By Taylor Mullaney and Phoebe Tollefson
When Jim Duignan began the Stockyard Institute in Chicago’s Back of the Yards neighborhood in 1995, he realized that the arts could enable kids to actually solve problems in their own communities.
“We could really be building work based on the young people’s questions,” Duignan said. “And whether it was spoken word, or whether it was building a radio station, or whether it was public art or whether it was doing walks….They came alive. They just came alive.”
Duignan, 56, a Chicago native and professor of art education at DePaul University, said teachers used to reach out to him for help after he started the institute because their schools did not have art classes. Twenty years later, Duignan continues work to increase access to the arts, and he said he believes Chicago is now at a crossroads for art education.
“A lot of people feel like this is a moment where the rubber’s hitting the road. Maybe a diverse group of people are going to be responsible for us turning a corner….I think we’re at a moment.”
In December, Chicago Public Schools and Mayor Rahm Emanuel issued a press release detailing $10 million investment in Arts Education for the 2015-2016 school year, which will affect arts teaching positions in CPS. On Jan. 31, the Department of Arts Education held its third annual Regional Arts Day in three locations throughout the city for elementary students to participate in visual art, music, theater and dance workshops.
According to art education experts and teachers, like Duignan, the arts provide cognitive, social and emotional advantages, and these CPS initiatives are a substantial step in the right direction. However, they said, large-scale work remains for all children to reap those benefits, including higher-quality teacher preparation programs, community initiatives and alignment to other district priorities.
Amy Rasmussen, executive director of Chicago Arts Partnerships in Education, said kids benefit in three ways from the arts: They learn a skill, they gain deeper knowledge of other subjects and they develop social and emotional maturity.
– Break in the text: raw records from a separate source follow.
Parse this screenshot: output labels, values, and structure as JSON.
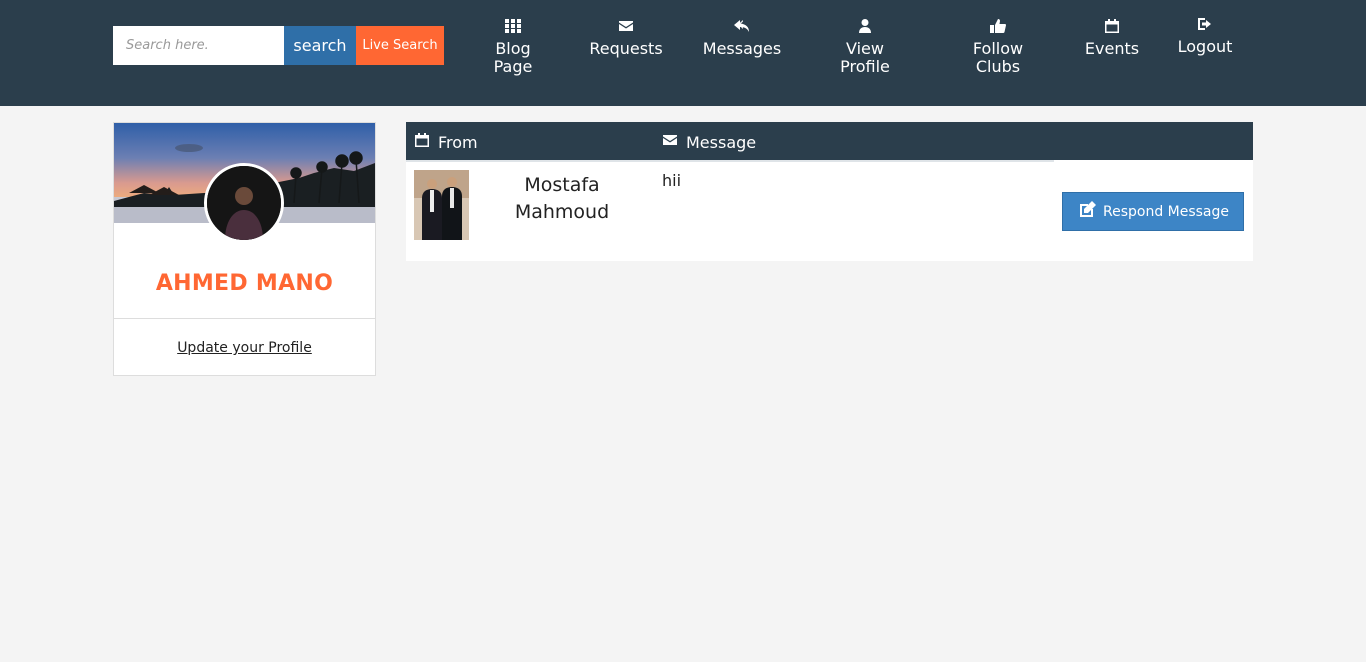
{
  "header": {
    "search_placeholder": "Search here.",
    "search_label": "search",
    "live_search_label": "Live Search",
    "nav": [
      {
        "label_line1": "Blog",
        "label_line2": "Page",
        "icon": "grid-icon"
      },
      {
        "label_line1": "Requests",
        "label_line2": "",
        "icon": "envelope-icon"
      },
      {
        "label_line1": "Messages",
        "label_line2": "",
        "icon": "reply-icon"
      },
      {
        "label_line1": "View",
        "label_line2": "Profile",
        "icon": "user-icon"
      },
      {
        "label_line1": "Follow",
        "label_line2": "Clubs",
        "icon": "thumbs-up-icon"
      },
      {
        "label_line1": "Events",
        "label_line2": "",
        "icon": "calendar-icon"
      },
      {
        "label_line1": "Logout",
        "label_line2": "",
        "icon": "sign-out-icon"
      }
    ]
  },
  "profile": {
    "name": "AHMED MANO",
    "update_link": "Update your Profile"
  },
  "messages": {
    "col_from": "From",
    "col_message": "Message",
    "rows": [
      {
        "sender_line1": "Mostafa",
        "sender_line2": "Mahmoud",
        "text": "hii",
        "action": "Respond Message"
      }
    ]
  },
  "colors": {
    "navbar": "#2b3e4c",
    "accent_orange": "#ff6733",
    "button_blue": "#3d85c6",
    "search_blue": "#2f6fa8"
  }
}
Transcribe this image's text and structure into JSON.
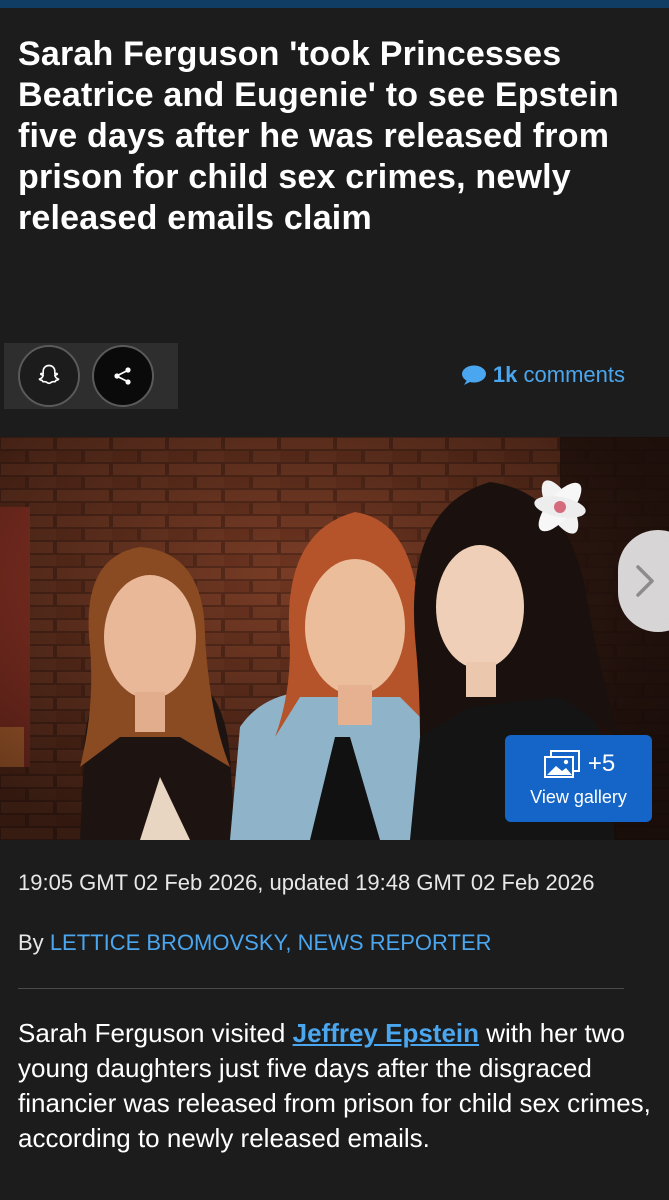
{
  "article": {
    "headline": "Sarah Ferguson 'took Princesses Beatrice and Eugenie' to see Epstein five days after he was released from prison for child sex crimes, newly released emails claim",
    "comments": {
      "count": "1k",
      "label": "comments"
    },
    "gallery": {
      "extra_count": "+5",
      "label": "View gallery"
    },
    "dateline": "19:05 GMT 02 Feb 2026, updated 19:48 GMT 02 Feb 2026",
    "byline": {
      "prefix": "By",
      "author": "LETTICE BROMOVSKY, NEWS REPORTER"
    },
    "body": {
      "lead": "Sarah Ferguson visited",
      "link": "Jeffrey Epstein",
      "rest": "with her two young daughters just five days after the disgraced financier was released from prison for child sex crimes, according to newly released emails."
    }
  },
  "icons": {
    "share_snapchat": "snapchat-icon",
    "share_generic": "share-icon",
    "comment": "speech-bubble-icon",
    "gallery": "image-stack-icon",
    "next": "chevron-right-icon"
  },
  "colors": {
    "accent": "#4aa6ee",
    "gallery_button": "#1565c8",
    "background": "#1c1c1c"
  }
}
“We have both anecdotal evidence and statistical evidence pointing to the idea that kids who are in art are better with their peers, they show better decision making skills, they’re more engaged in school and they’re better at conflict resolution,” Rasmussen said.
She added that she does not think recent initiatives are sufficient for those benefits to truly become a reality for Chicago’s kids. Rasmussen advocates for intensive teacher preparation programs and instructional coaching.
“Certainly the investment that the mayor has provided is a great start, but I think it pales in comparison to what we actually need,” Rasmussen said. “I just think the system is under-resourced across the board.…It’s not about giving one-time supplies to teachers or giving one-time opportunities. It’s about creating cultures in schools where truly gifted teaching is supported.”
CPS Director of Arts Education Evan Plummer said art education programming needs to align with the district’s wider academic goals. For example, according to Plummer, new Common Core standards can be implemented in the arts disciplines.
“Arts educators are not to be reading teachers,” Plummer said. “They are not to be math teachers. But there is literacy and mathematical thinking in the arts that I think is important to underscore.”
Plummer said art education is integral not only to a child’s individual achievement, but also to community change.
According to Plummer, the arts are “a holistic education that also engages other parts of the brain, and it’s an opportunity to impact that child’s school community. We’ve seen school communities change when students have more access to arts programming.”
William Estrada, 37, who teaches in the Little Village area of Chicago, said he wants his students to start thinking about how they can affect their community through art from an early age. Estrada is one of three artists in residence at Telpochcalli Elementary School, a school that serves predominantly Mexican students. He also runs an after-school program art program that revolves around public art.
“We started doing something really simple where we’re actually making buttons,” Estrada said. “We’re also thinking about who our public is, what kind of issues are we going to be addressing, and how our school is represented and taking ownership over the representation of the school and focusing on positive aspects that we should be promoting.”
Estrada said that in his 13 years at Telpochcalli , he has seen art provide struggling kids with a safe space to voice their own opinions where they know they will not be judged. As a result, he said, marginalized kids who have been deemed troublemakers often flourish in the arts.
For Adam LaSalle, 24, a choir teacher at Butler College Prep on the South Side, theater education provided a reason to look forward to going to school each day growing up.
“I just thought it was so cool. I found it stimulating and fulfilling and overwhelmingly beautiful….I love what I do. I love it.”
Still, LaSalle said, working at a school where kids are overwhelmingly from under-resourced communities and behind academically makes matters more complicated. LaSalle said he wants to let his students find passion in the arts, but he still grapples with what is truly most important for them to succeed.
“Everyone needs to put in 150 percent more effort than in the average school,” LaSalle said. “I think the arts are super important, but at the same time, I feel silly sometimes teaching kids about rhythm and the importance of music history when they have trouble writing a complete sentence.
“And I think about what will get them far in life, if my job or purpose in that classroom is actually to change trajectories and inspire kids’ lives. Is it really gonna be one lesson or is it gonna be some tough love?
“So sometimes I do, when I even lesson plan, I think is this really the most meaningful thing I could do to help a child?”